WHAT THE EXERCISE ASKS
Please return all records verbatim, no pictures.

[[ EXTRACTED RECORDS open ]]

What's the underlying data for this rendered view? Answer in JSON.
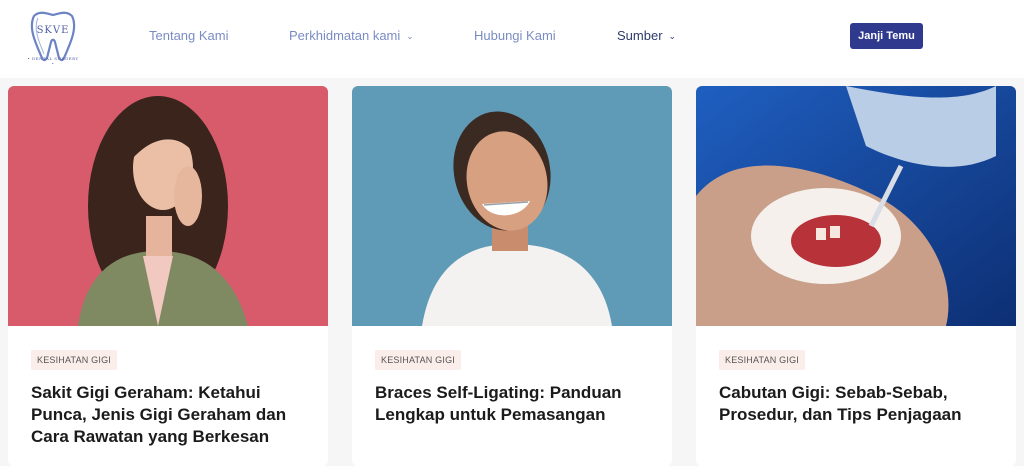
{
  "brand": {
    "logo_text": "SKVE",
    "caption": "• DENTAL SURGERY •"
  },
  "nav": {
    "items": [
      {
        "label": "Tentang Kami",
        "dropdown": false
      },
      {
        "label": "Perkhidmatan kami",
        "dropdown": true
      },
      {
        "label": "Hubungi Kami",
        "dropdown": false
      },
      {
        "label": "Sumber",
        "dropdown": true
      }
    ],
    "cta_label": "Janji Temu"
  },
  "articles": [
    {
      "tag": "KESIHATAN GIGI",
      "title": "Sakit Gigi Geraham: Ketahui Punca, Jenis Gigi Geraham dan Cara Rawatan yang Berkesan",
      "image": "woman-toothache-photo"
    },
    {
      "tag": "KESIHATAN GIGI",
      "title": "Braces Self-Ligating: Panduan Lengkap untuk Pemasangan",
      "image": "smiling-girl-braces-photo"
    },
    {
      "tag": "KESIHATAN GIGI",
      "title": "Cabutan Gigi: Sebab-Sebab, Prosedur, dan Tips Penjagaan",
      "image": "tooth-extraction-photo"
    }
  ],
  "colors": {
    "accent": "#2f3a8f",
    "nav_text": "#7a8cc4",
    "tag_bg": "#fbeeea"
  }
}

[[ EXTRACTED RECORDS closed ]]

EXERCISE SOLUTION
What's the underlying data for this rendered view? Answer in JSON.
{
  "brand": {
    "logo_text": "SKVE",
    "caption": "• DENTAL SURGERY •"
  },
  "nav": {
    "items": [
      {
        "label": "Tentang Kami",
        "dropdown": false
      },
      {
        "label": "Perkhidmatan kami",
        "dropdown": true
      },
      {
        "label": "Hubungi Kami",
        "dropdown": false
      },
      {
        "label": "Sumber",
        "dropdown": true
      }
    ],
    "cta_label": "Janji Temu"
  },
  "articles": [
    {
      "tag": "KESIHATAN GIGI",
      "title": "Sakit Gigi Geraham: Ketahui Punca, Jenis Gigi Geraham dan Cara Rawatan yang Berkesan",
      "image": "woman-toothache-photo"
    },
    {
      "tag": "KESIHATAN GIGI",
      "title": "Braces Self-Ligating: Panduan Lengkap untuk Pemasangan",
      "image": "smiling-girl-braces-photo"
    },
    {
      "tag": "KESIHATAN GIGI",
      "title": "Cabutan Gigi: Sebab-Sebab, Prosedur, dan Tips Penjagaan",
      "image": "tooth-extraction-photo"
    }
  ],
  "colors": {
    "accent": "#2f3a8f",
    "nav_text": "#7a8cc4",
    "tag_bg": "#fbeeea"
  }
}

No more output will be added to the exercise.